Gypsophila has become somewhat of a cliché for modern-day florists, who favour it for its airy clouds of white flowers, an easy foil for other more colourful flowers. Known as baby’s breath, it forms rounded domes in the garden in late spring or early summer, and is excellent as a filler plant in a border, its wiry stems clothed in a mist of tiny flowers.
The traditional flower-arranger’s gypsophila is the perennial form, G. paniculata, which can look lovely with other cottage garden favourites such as carnations and pinks. There are several cultivars including the double-flowered ‘Snowflake’ and the pale pink ‘Flamingo’, both of which produce dense clouds of flowers on tangled, wiry stems. However it is the annual forms, G. elegans and G. muralis that have risen in popularity recently. With tiny single flowers that don’t smother the plant so completely, they are less wedding-cake frills than traditional baby’s breath, and much more elegant as a result. Growing to about 45cm, the cultivar ‘Covent Garden’ is the cultivar most widely available. More unusual but equally desirable is the deep pink-flowered ‘Kermesina’. G. muralis 'Deep Rose' is a shorter-growing plant with low cushions of pink blooms - good for a pot.

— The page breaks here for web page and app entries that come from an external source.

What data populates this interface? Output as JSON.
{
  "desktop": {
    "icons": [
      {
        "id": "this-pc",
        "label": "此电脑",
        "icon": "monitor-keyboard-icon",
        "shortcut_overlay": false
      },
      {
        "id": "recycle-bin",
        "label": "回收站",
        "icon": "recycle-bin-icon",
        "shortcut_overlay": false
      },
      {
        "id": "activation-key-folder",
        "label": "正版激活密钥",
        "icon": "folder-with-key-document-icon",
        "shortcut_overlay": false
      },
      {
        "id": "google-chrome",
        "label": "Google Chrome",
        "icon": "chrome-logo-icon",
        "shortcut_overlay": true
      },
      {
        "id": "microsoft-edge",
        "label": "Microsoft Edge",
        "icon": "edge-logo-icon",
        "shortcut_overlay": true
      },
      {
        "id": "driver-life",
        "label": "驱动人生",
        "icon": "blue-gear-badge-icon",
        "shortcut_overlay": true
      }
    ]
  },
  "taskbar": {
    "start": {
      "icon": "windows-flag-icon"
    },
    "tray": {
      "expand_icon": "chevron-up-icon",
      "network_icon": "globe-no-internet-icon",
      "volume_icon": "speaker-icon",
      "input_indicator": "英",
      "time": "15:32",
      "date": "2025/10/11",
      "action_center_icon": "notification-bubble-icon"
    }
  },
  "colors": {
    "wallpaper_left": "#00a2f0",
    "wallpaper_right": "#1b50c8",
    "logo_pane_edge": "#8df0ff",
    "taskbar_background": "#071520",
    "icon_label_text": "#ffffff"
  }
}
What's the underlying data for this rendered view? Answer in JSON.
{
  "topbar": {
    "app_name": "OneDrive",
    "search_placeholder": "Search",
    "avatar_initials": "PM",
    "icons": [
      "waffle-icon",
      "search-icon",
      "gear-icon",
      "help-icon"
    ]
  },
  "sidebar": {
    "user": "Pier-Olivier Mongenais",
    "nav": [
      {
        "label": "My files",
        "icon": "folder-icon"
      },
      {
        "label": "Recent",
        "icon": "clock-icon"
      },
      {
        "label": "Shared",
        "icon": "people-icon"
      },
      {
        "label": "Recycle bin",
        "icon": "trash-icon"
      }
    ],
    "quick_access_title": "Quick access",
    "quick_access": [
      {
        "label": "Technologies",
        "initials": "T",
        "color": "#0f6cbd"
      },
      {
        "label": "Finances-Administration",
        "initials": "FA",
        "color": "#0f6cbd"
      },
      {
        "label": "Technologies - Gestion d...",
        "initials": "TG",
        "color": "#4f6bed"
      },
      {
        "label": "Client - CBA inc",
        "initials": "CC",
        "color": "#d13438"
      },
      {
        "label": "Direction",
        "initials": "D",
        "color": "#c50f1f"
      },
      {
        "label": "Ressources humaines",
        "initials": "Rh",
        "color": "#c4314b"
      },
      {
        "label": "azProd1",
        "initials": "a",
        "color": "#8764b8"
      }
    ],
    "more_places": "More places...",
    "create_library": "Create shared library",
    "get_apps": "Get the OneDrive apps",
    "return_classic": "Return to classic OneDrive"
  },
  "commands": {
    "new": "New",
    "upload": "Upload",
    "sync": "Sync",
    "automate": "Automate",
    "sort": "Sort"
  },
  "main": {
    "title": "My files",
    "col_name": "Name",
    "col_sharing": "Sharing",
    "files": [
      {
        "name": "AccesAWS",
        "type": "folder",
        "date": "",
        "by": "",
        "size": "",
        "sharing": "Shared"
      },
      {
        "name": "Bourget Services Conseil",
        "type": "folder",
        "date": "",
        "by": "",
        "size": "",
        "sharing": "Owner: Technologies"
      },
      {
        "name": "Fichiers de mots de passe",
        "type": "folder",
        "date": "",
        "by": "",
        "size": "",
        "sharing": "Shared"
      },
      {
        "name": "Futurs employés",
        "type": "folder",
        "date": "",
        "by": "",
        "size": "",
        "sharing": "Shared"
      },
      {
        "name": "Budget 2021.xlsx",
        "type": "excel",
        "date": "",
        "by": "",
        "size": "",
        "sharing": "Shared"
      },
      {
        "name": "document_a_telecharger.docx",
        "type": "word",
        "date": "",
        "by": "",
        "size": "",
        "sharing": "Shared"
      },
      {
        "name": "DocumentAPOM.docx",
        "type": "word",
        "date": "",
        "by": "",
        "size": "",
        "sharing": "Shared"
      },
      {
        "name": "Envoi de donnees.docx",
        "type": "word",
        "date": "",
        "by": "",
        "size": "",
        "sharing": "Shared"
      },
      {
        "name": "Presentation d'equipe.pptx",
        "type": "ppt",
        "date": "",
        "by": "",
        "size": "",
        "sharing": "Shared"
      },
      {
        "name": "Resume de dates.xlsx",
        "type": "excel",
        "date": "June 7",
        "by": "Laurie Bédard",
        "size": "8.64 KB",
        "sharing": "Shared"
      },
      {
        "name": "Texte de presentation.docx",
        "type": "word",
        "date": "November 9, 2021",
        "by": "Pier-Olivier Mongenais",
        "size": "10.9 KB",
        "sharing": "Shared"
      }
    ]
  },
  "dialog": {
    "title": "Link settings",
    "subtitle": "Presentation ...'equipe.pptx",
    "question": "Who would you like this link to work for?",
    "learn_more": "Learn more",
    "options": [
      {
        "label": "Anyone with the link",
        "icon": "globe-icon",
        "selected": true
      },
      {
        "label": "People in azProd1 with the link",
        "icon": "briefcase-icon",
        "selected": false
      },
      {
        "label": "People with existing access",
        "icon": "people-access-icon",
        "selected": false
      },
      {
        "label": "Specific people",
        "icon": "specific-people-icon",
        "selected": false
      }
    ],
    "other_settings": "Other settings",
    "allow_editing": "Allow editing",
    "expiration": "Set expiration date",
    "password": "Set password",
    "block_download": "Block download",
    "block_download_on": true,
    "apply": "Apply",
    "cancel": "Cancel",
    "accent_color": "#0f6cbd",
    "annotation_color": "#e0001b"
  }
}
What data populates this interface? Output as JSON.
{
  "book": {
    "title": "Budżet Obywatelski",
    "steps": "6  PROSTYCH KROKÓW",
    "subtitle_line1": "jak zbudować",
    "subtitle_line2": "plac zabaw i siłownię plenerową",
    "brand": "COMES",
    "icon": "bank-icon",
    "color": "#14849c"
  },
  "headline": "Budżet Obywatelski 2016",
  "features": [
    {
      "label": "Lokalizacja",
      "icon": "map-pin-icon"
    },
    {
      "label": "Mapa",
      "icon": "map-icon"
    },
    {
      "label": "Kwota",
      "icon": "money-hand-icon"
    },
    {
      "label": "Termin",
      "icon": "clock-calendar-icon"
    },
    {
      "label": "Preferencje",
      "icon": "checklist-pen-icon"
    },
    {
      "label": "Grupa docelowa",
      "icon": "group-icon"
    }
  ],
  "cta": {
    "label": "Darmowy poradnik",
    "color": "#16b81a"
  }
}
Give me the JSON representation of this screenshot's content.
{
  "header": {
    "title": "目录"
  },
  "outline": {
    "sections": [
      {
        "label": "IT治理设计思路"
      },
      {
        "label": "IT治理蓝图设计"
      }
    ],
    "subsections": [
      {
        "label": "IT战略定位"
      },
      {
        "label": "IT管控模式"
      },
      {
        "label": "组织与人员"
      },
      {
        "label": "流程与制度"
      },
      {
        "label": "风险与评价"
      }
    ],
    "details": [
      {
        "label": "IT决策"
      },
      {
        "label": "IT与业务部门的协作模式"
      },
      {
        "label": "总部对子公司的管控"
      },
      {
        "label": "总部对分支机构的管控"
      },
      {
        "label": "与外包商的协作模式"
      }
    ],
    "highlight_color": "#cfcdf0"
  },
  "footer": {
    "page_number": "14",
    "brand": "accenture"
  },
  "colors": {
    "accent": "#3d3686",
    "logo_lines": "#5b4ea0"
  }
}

Annual gypsophila can either be sown in spring for flowers in early summer, or in autumn for earlier flowering. It can either be sown under cover or direct in later spring once the soil has warmed up. If sowing under cover, sow the seed in a small seed tray or pot, germinating at a temperature of 18-20C. Prick out the seedlings and grow on in small pots, to be hardened off and planted out in late spring or early summer. Perennial gypsophila is best sown under cover in early spring. Both need an open sunny spot in the garden, in soil that is extremely well drained and not too rich.
Back to The Flower Garden main page.